Monday the 72-year opera star, Placido Domingo, was admitted to a Madrid, Spain hospital with a pulmonary embolism caused by a Deep Vein Thrombosis. He has cancelled up to 5 appearances as his doctors have ordered him to rest for three to four weeks. Domingo is expected to make a full recovery. Contributing factors could have been the singer’s age as well as his heavy performance schedule that he maintains.

According to the National Blood Clot Alliance “350,000 – 600,000 in the United States develop blood clots every year. About 100,000 people in the U.S. die each year from blood clots…”. That means about 1 in 3.5 to 1 in 6 people in the U.S. who get blood clots die from them. I don’t know about you, but I don’t like those odds. I ‘ll be wearing my support stockings!

Happy and Safe Travels,

Vanda
www.supporthoseplus.com

DVT and Pulmonary Embolism Associated with Factor V Leiden and Other Clotting Disorders

In our last newsletter we discussed the fact that the news anchor, David Bloom, had developed a Deep Vein Thrombosis (DVT) which broke loose and became a Pulmonary Embolism which took his life. David had many risk factors such as prolonged immobility, dehydration as well as long-haul flights to Iraq which probably contributed to the development of David’s blood clot. David had a silent risk factor which he did not know about. He had Factor V Leiden – an inherited blood coagulant disorder that can increase a person’s risk of DVT. Factor V Leiden is the most common inherited clotting disorder in the United States.This disorder is present in 2% to 7% of Caucasians, less often in Hispanics and rarely in Asians and African-Americans. It accounts for 20% to 40% of cases of DVT.  Factor V Leiden is usually a hidden disorder, until someone in the family, someone who is athletic and healthy develops a DVT. Screening for Factor V Leiden is not usually done unless there are several members of the family who develop clots or one person develops several. Blood clots from Factor V Leiden can occur anywhere. The factor can increase the risk of heart attack, stroke, miscarriage, or gallbladder dysfunction.
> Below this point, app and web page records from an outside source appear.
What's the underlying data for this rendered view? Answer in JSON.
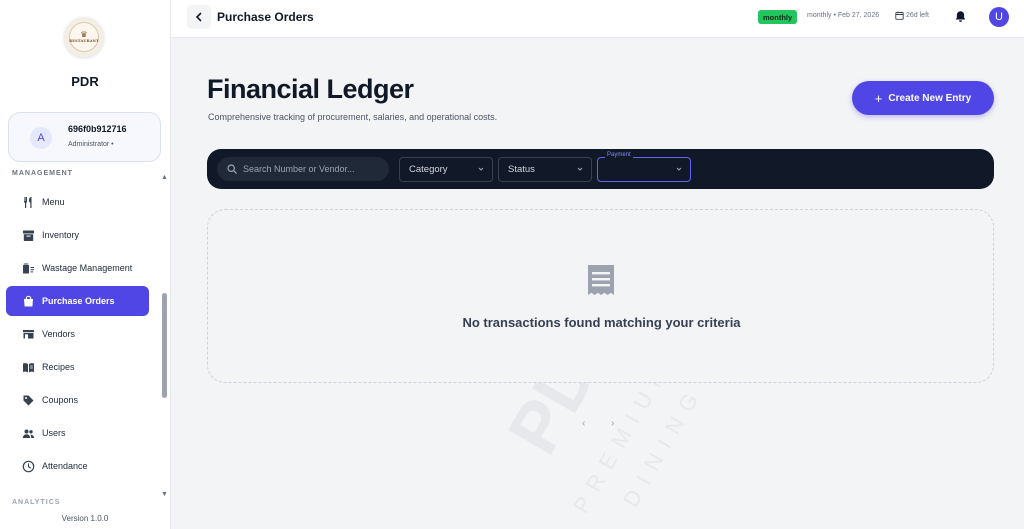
{
  "sidebar": {
    "logo_text": "RESTAURANT",
    "brand": "PDR",
    "user": {
      "avatar_letter": "A",
      "id": "696f0b912716",
      "role": "Administrator •"
    },
    "section_management": "MANAGEMENT",
    "section_analytics": "ANALYTICS",
    "items": [
      {
        "label": "Menu",
        "icon": "utensils-icon"
      },
      {
        "label": "Inventory",
        "icon": "archive-box-icon"
      },
      {
        "label": "Wastage Management",
        "icon": "waste-bin-icon"
      },
      {
        "label": "Purchase Orders",
        "icon": "shopping-bag-icon",
        "active": true
      },
      {
        "label": "Vendors",
        "icon": "truck-icon"
      },
      {
        "label": "Recipes",
        "icon": "book-icon"
      },
      {
        "label": "Coupons",
        "icon": "tag-icon"
      },
      {
        "label": "Users",
        "icon": "users-icon"
      },
      {
        "label": "Attendance",
        "icon": "clock-icon"
      }
    ],
    "version": "Version 1.0.0"
  },
  "topbar": {
    "title": "Purchase Orders",
    "badge": "monthly",
    "plan_info": "monthly • Feb 27, 2026",
    "days_left": "26d left",
    "user_letter": "U"
  },
  "main": {
    "title": "Financial Ledger",
    "subtitle": "Comprehensive tracking of procurement, salaries, and operational costs.",
    "create_label": "Create New Entry",
    "filters": {
      "search_placeholder": "Search Number or Vendor...",
      "category": "Category",
      "status": "Status",
      "payment_label": "Payment"
    },
    "empty_message": "No transactions found matching your criteria",
    "pager_prev": "‹",
    "pager_next": "›"
  },
  "colors": {
    "accent": "#4f46e5",
    "badge": "#22c55e",
    "filter_bar": "#111827"
  }
}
There are other inherited conditions which can cause blood clot formation. These include:

  • Prothrombin gene mutation
  • Deficiencies of natural proteins that prevent clotting (such as antithrombin, protein C, and protein S)
  • Elevated levels of homocysteine
  • Elevated levels of fibrinogen or dysfunctional fibrinogen
  • Elevated levels of factor VIII (this is still being investigated as an inherited condition) and other factors including factor IX and XI
  • Abnormal fibrinolytic system
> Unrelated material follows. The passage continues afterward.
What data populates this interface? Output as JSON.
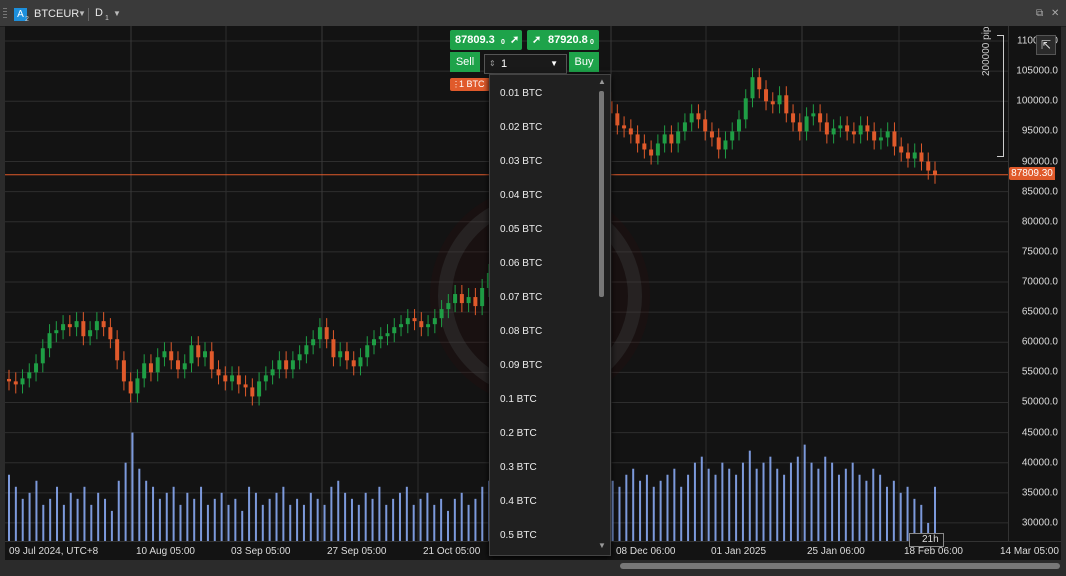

There are other conditions that increase a person’s risk of developing blood clots and do not necessarily indicate a genetic risk. However, you may want to have a serious discussion with your physician about testing for these factors if you have:

  • Several members of your family with blood clots
  • Abnormal blood clotting at a young age (less than 50 years old)
  • Blood clots in unusual locations or sites, such as veins in the arms, liver, intestines, kidney or brain
  • Idiopathic blood clots (no clear cause)
  • Blood clots that reoccur
  • History of frequent miscarriages
  • Stroke at a young age
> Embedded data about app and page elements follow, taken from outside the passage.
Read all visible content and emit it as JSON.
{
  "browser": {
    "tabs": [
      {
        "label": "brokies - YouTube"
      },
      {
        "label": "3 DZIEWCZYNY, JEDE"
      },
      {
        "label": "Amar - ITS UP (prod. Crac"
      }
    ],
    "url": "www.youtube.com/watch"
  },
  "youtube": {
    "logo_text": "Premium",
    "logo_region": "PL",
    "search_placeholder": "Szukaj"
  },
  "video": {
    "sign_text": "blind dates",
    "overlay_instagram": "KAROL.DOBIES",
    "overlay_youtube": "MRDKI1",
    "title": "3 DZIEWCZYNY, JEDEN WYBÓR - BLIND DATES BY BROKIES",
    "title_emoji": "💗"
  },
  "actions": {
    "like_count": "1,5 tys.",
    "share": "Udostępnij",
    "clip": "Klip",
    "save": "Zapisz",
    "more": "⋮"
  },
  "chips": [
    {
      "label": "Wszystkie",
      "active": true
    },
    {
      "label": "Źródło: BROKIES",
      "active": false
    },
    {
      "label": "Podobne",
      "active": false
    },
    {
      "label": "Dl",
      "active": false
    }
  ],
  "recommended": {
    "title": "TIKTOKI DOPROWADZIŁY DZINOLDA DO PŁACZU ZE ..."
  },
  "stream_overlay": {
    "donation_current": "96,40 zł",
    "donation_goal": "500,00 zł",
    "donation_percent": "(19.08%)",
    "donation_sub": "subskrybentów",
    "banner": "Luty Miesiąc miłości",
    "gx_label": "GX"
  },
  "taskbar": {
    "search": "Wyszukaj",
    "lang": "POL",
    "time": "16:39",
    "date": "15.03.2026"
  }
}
Just as it is important for you to know your risk factors for DVT, it is important for you to be aware of blood clots in your family history and their cause and wear your support stockings or support socks.

This is the last in this series of March is DVT Awareness Month. We hope you have enjoyed it. If you have missed any, they are all here on our blog, Ask Vanda  just scroll down to view. We would love to have you leave a comment about a DVT you have experienced or about a risk you have from a factor deficiency.

Vanda
www.supporthoseplus.com